It’s not just that the White House is filled with incompetents; it’s not just that they’re flying by the seat of their pants. The lack of planning, the agitated implementation, the incompetence (seriously, Reagan and Bush attracted genuine talent, even if it wasn’t always on display [see Iraq]): it’s all a symptom of a lack of political coherence.


What is the first thing fascists or Nazis do when they come into power, the very first thing? They destroy the Left.

Before they go after the Jews, as in Germany, before they go after the liberals and anyone who is not a fascist, before they go after national minorities, they arrest, imprison, torture, and murder the communists, the socialists, and the trade unions. Because they know that in order to pursue their maximal agenda, they need to drain the field of all opposition.

Trump hasn’t done that; in fact, he’s done just the opposite.

Now you could say that the reason Trump hasn’t done that is that there is no real left to do it to. Trump thinks he can do what he’s doing now because no one will stop him. I actually think there is something to that argument. And one could see how, from the point of view of a conservative or Republican activist, the last forty years would suggest that you have little to worry about from the left: not from the activist left and certainly not from the Democrats. I think the facts on the ground with regard to the Left has begun to change, slowly, but knowledge of the world is path dependent, and changes like this take a long time to register, particularly when you’re in an ideological bubble. Look how long it took Democrats and the Left to realize that Reagan was for real and here to stay.

That is why I don’t buy the notion that somehow yesterday’s events, with all the opposition at the airports and the imposition of a stay, was part of a grand plan. I think they have no idea what they might be facing from the left.

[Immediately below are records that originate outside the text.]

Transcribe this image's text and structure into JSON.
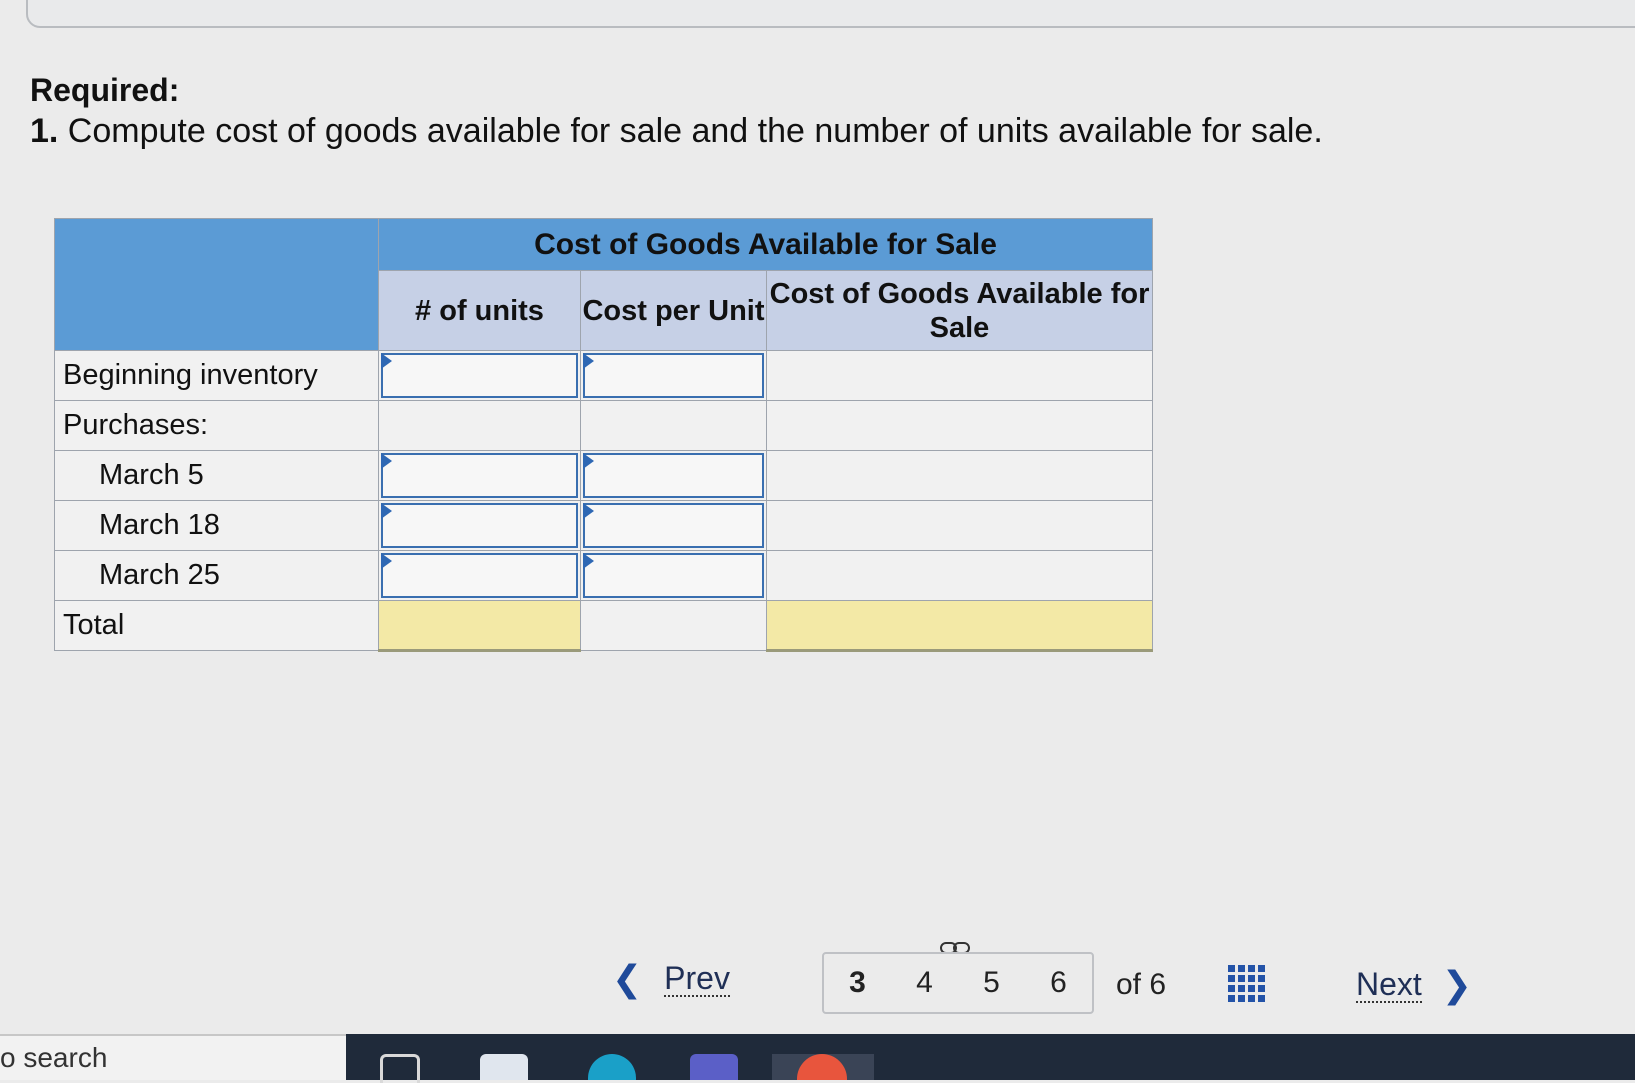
{
  "question": {
    "required_label": "Required:",
    "number": "1.",
    "text": " Compute cost of goods available for sale and the number of units available for sale."
  },
  "table": {
    "group_header": "Cost of Goods Available for Sale",
    "columns": [
      "# of units",
      "Cost per Unit",
      "Cost of Goods Available for Sale"
    ],
    "rows": {
      "beginning": "Beginning inventory",
      "purchases": "Purchases:",
      "march5": "March 5",
      "march18": "March 18",
      "march25": "March 25",
      "total": "Total"
    }
  },
  "pagination": {
    "prev_label": "Prev",
    "next_label": "Next",
    "pages": [
      "3",
      "4",
      "5",
      "6"
    ],
    "current": "3",
    "of_label": "of 6"
  },
  "taskbar": {
    "search_text": "o search"
  },
  "icons": {
    "prev": "chevron-left-icon",
    "next": "chevron-right-icon",
    "link": "link-icon",
    "grid": "grid-icon"
  },
  "colors": {
    "header_blue": "#5b9bd5",
    "subheader": "#c6d0e6",
    "total_fill": "#f3e9a6",
    "input_border": "#3a6fb0"
  }
}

And let’s be honest: neither do we.

Whatever the case may be, the point is this: If Trump is a fascist — I’m dubious, as many of you know — he may be the most backasswards fascist we’ve ever seen. Having seized control of the state, he doesn’t destroy his opposition in order to pursue his maximal agenda. Instead, he creates an opposition — what may be shaping up as the largest mass movement this country has seen in fifty years — by pursuing his maximal agenda first.


Yesterday felt like our color revolution. Not one color. Every color.